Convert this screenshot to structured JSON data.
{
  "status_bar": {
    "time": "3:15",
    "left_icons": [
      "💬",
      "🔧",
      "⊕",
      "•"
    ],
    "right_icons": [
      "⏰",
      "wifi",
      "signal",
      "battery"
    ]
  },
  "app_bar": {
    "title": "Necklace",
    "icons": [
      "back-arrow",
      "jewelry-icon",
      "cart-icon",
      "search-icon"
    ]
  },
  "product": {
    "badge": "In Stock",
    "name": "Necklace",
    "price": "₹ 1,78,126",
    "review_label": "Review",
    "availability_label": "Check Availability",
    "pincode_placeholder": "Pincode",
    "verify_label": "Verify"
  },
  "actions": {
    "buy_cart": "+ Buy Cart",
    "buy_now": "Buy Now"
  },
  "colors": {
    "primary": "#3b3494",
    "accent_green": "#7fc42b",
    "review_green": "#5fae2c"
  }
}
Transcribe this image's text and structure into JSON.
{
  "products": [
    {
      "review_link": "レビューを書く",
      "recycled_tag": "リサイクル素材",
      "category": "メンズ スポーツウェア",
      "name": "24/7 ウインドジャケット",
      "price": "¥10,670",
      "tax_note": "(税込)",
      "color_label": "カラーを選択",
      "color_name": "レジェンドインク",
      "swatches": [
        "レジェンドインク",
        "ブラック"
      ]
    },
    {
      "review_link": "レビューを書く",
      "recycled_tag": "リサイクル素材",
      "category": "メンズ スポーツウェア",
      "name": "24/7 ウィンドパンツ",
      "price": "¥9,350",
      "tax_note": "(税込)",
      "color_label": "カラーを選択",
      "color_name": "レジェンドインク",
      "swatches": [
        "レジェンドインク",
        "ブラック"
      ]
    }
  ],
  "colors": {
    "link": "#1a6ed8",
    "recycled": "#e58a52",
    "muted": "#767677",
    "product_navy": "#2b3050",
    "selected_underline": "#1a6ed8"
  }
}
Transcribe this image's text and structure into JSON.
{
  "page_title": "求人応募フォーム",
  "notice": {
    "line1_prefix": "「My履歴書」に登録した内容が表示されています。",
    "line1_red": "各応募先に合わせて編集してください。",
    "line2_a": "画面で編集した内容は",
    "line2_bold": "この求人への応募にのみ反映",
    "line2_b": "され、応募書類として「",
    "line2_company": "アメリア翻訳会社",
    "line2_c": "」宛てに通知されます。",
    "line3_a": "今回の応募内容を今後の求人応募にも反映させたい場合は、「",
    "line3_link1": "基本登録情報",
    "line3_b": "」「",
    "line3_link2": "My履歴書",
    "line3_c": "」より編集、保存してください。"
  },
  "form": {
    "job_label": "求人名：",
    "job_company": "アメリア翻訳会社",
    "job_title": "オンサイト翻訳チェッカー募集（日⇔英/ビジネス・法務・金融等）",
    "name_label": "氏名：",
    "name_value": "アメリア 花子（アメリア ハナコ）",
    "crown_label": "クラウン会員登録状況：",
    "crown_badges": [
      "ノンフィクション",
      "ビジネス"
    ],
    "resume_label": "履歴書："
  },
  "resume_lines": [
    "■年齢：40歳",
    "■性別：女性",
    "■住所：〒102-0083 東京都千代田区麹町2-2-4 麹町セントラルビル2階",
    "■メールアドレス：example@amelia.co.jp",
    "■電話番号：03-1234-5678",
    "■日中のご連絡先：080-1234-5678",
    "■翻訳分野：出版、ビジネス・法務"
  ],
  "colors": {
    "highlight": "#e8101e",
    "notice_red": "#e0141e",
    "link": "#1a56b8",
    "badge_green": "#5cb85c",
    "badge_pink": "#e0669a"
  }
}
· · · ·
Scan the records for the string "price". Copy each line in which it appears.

### Answer section
    "price": "₹ 1,78,126",
      "price": "¥10,670",
      "price": "¥9,350",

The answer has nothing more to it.